Sometimes as we're busy getting the words down in a manuscript, little errors can creep in that we don't notice. Most of the time, Word or whatever processor/program we're using will pick up on it, but sometimes, like at the end of sentences, it will sneak past the built-in grammer checker, too.
The problem: spaces
E.g. This is the first sentence. Between this and the first sentence, there are supposed to be two spaces. However, there are three. Visually, you can hardly tell there's an extra space there, but it's there.
E.g. This is the second sentence. Between "the" and "second" there are two spaces, when there should only be one.
These are minor, but attention to detail can put you ahead of the game with editors, who have to look at enough bad grammar and punctuation without having to deal with a manuscript that doesn't look quite right.
The fix: "Find"
The "find" feature (in Word you press alt-E, F) will allow you to find those extra spaces. Enter two spaces in the "find" box and then click on "find next." It will put a small black rectangle between every sentence. If the rectangle moves on to the next sentence, you have exactly two spaces after the period, question mark, or exclamation point. If, however, the rectangle just moves slightly and stays between those two sentences, you have an extra space. You can eliminate that with either backspace or delete.
The same holds true for extra spaces between words. Most times, the internal grammar checker will underline those in green (in Word), alerting you to the problem, but sometimes it doesn't. This will show you where those mistakes are while you're busy checking to make sure you don't have extra spaces at the end of your sentence.

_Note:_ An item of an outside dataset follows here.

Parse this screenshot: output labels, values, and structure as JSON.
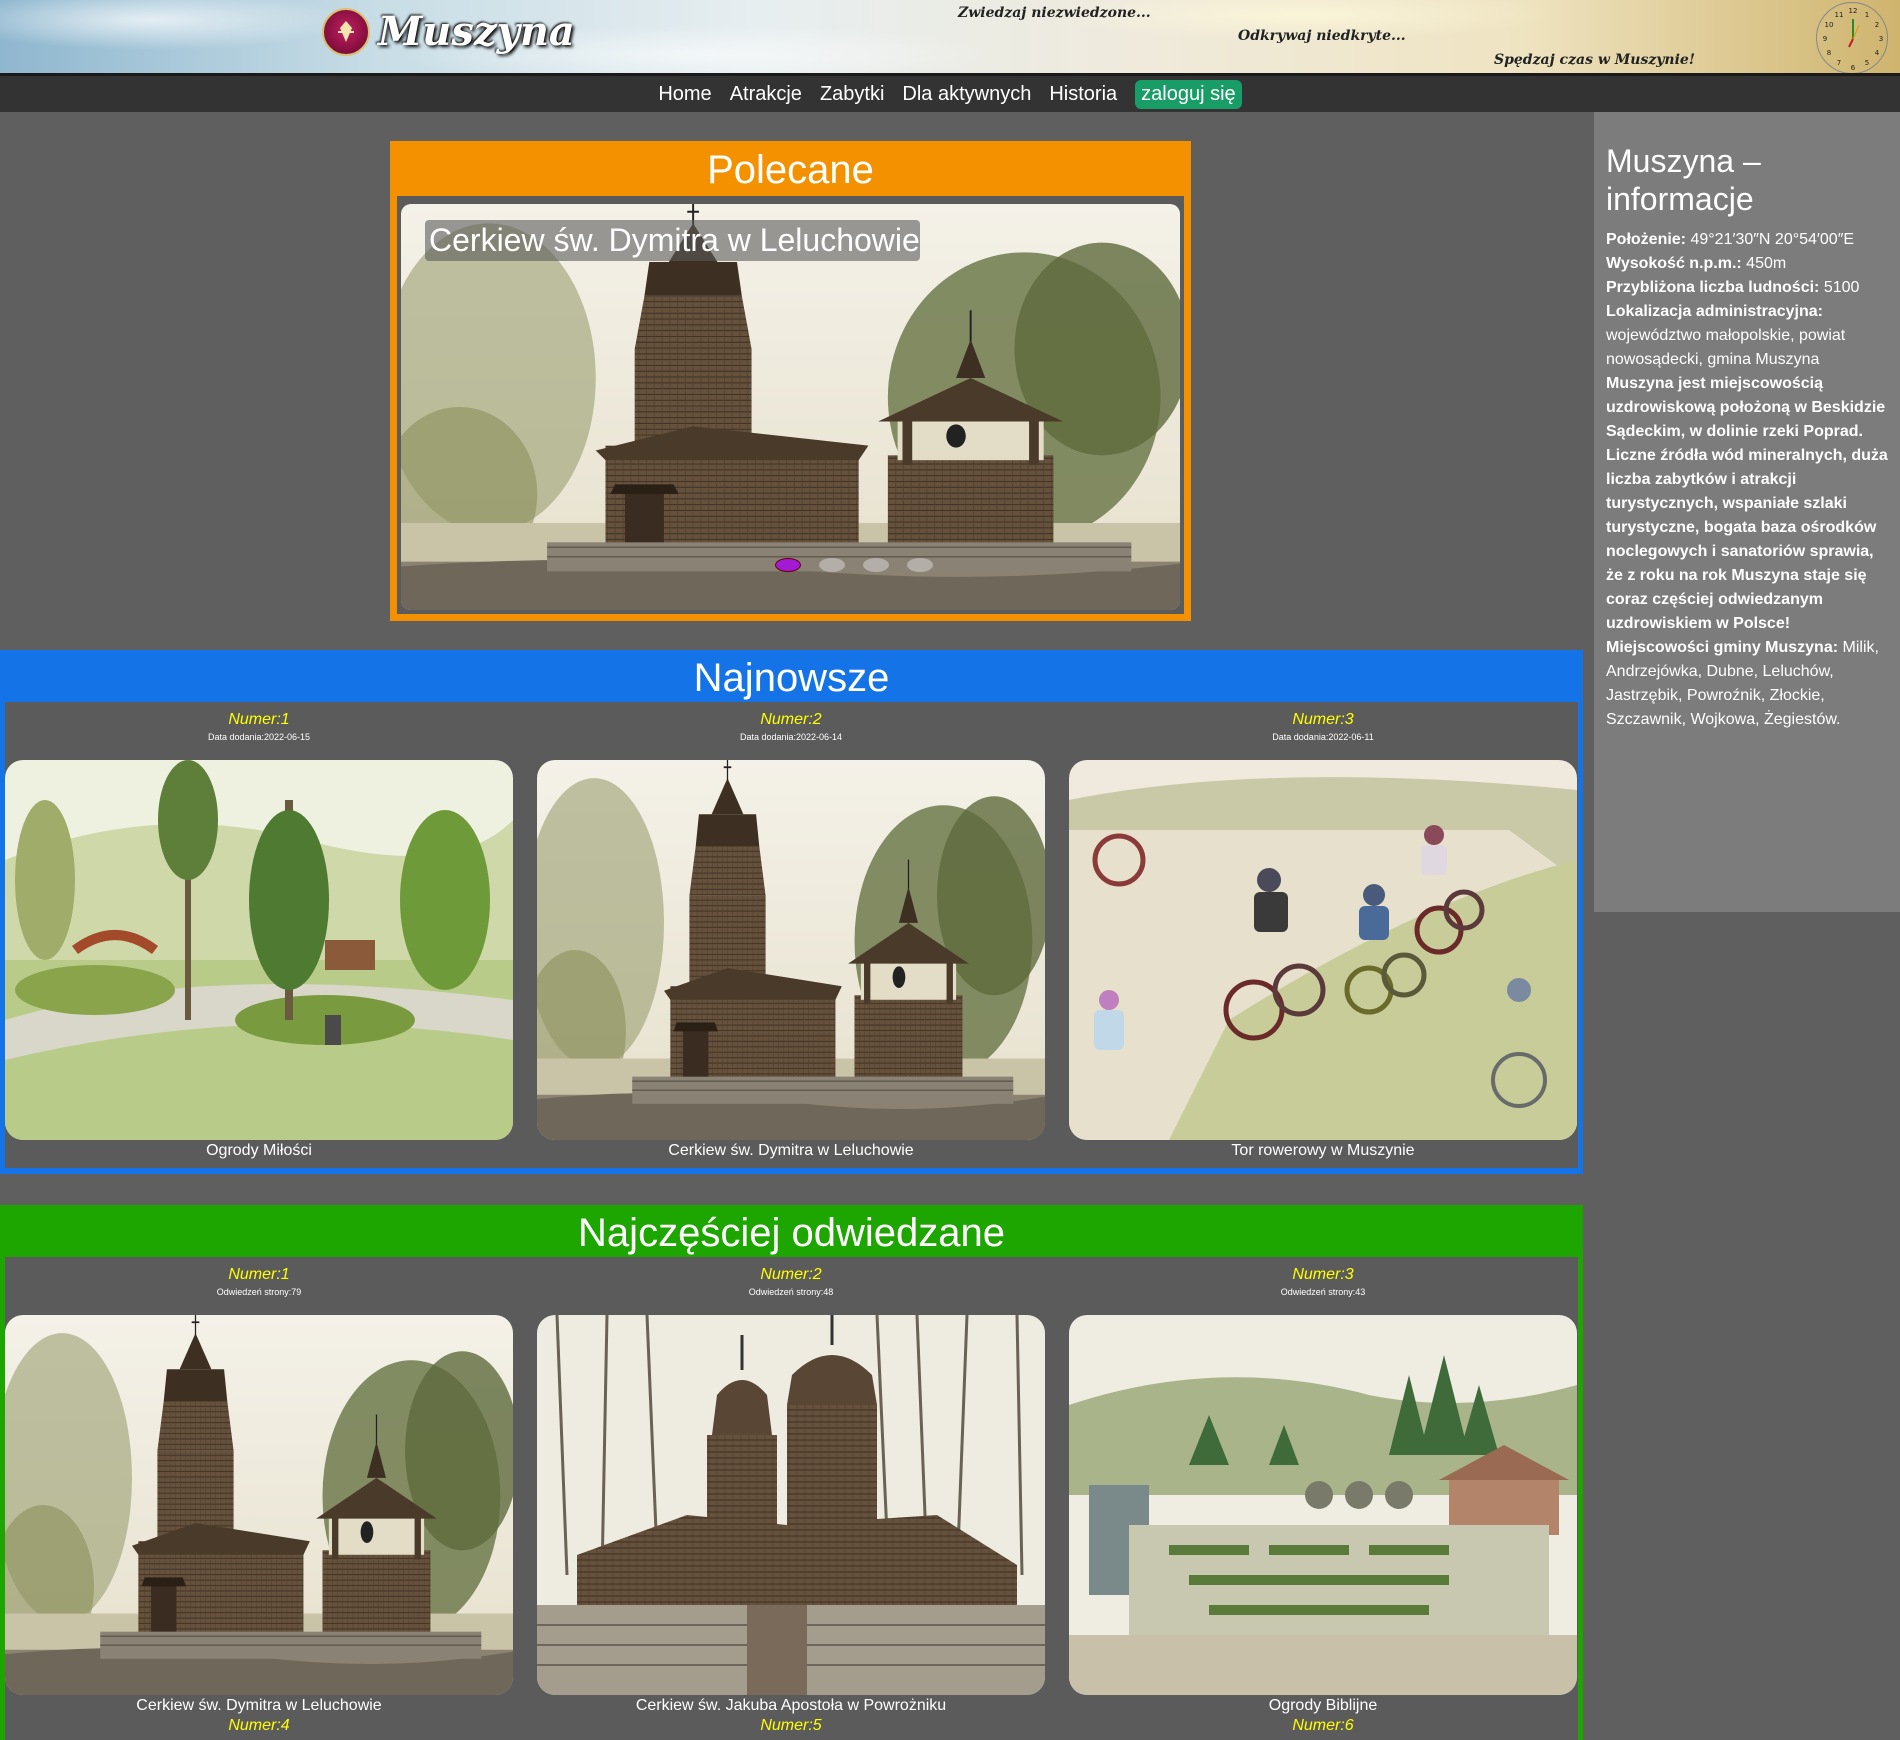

Another good reason for looking for extra spaces: sometimes you can fit more onto a page and avoid "widows and orphans," as Word calls those pages with a single word or sentence at the top and the rest of the page blank. Think of it as one more way you can line edit more easily. Happy editing!